WORK INSTRUCTIONS
Scan the listing below for the word "exchange", then copy each line that has it.

INFORMATION
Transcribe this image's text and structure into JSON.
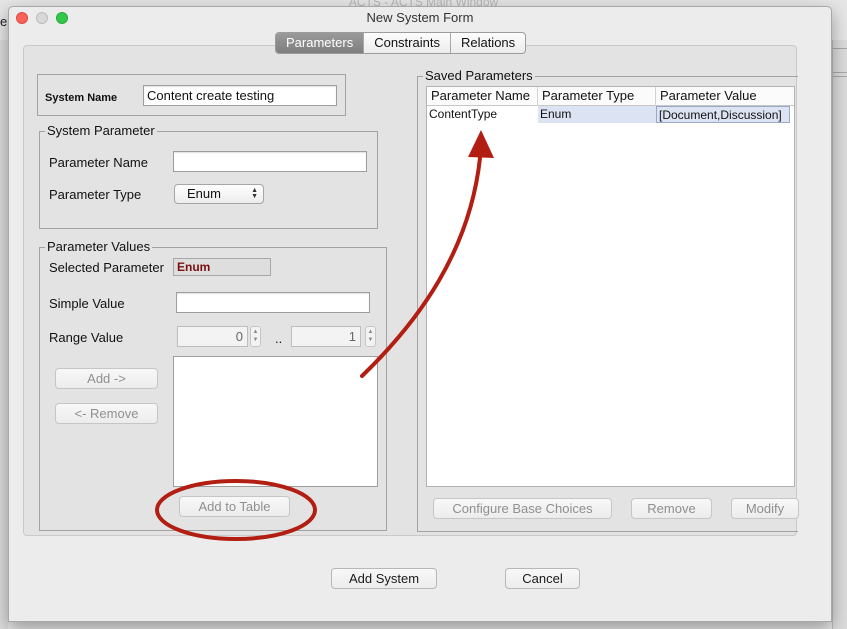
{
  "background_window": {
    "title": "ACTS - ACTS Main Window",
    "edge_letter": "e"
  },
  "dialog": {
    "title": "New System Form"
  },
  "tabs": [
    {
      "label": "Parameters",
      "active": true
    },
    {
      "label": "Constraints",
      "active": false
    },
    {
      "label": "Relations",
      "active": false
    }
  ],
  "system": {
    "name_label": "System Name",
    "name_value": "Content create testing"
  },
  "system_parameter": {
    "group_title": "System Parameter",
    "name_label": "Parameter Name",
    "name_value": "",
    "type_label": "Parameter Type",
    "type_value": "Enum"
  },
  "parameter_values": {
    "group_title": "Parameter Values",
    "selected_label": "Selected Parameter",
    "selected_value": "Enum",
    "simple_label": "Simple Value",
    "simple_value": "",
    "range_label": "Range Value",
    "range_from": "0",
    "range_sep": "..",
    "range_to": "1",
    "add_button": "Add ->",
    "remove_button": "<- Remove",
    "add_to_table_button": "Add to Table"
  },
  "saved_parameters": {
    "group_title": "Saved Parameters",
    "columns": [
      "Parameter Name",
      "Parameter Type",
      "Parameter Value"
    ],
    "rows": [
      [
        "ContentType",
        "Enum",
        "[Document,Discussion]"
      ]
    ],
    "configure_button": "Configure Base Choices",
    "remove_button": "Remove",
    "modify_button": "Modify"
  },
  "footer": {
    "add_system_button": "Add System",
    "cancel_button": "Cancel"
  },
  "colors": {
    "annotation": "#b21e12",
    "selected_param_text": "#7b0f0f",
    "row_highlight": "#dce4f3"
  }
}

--

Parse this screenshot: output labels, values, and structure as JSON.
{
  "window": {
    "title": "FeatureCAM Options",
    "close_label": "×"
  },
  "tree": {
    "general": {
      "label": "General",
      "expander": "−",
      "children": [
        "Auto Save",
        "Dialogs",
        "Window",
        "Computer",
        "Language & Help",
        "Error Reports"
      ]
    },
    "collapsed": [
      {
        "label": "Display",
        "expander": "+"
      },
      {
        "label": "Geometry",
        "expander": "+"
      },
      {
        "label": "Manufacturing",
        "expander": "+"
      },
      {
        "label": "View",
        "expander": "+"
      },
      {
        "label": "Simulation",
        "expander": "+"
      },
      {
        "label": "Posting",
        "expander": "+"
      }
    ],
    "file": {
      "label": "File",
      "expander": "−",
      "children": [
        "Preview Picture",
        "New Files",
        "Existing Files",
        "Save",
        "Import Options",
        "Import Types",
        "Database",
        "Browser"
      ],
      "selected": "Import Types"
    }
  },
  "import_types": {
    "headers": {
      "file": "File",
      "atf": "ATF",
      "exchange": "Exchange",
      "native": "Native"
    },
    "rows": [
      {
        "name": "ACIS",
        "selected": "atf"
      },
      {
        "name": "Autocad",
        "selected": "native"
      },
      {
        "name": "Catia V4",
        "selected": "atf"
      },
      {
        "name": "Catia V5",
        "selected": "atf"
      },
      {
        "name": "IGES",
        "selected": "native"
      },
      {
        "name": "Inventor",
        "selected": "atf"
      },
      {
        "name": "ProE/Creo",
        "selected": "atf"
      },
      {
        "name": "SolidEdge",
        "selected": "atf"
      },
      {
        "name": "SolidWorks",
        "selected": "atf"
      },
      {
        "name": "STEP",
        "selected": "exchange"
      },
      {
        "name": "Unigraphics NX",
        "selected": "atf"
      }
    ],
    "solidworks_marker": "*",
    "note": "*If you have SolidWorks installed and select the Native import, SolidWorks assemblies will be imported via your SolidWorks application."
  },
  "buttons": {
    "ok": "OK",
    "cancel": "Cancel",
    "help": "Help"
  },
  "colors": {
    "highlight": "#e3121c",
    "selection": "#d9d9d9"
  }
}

WRITTEN RESPONSE
      "exchange": "Exchange",
        "selected": "exchange"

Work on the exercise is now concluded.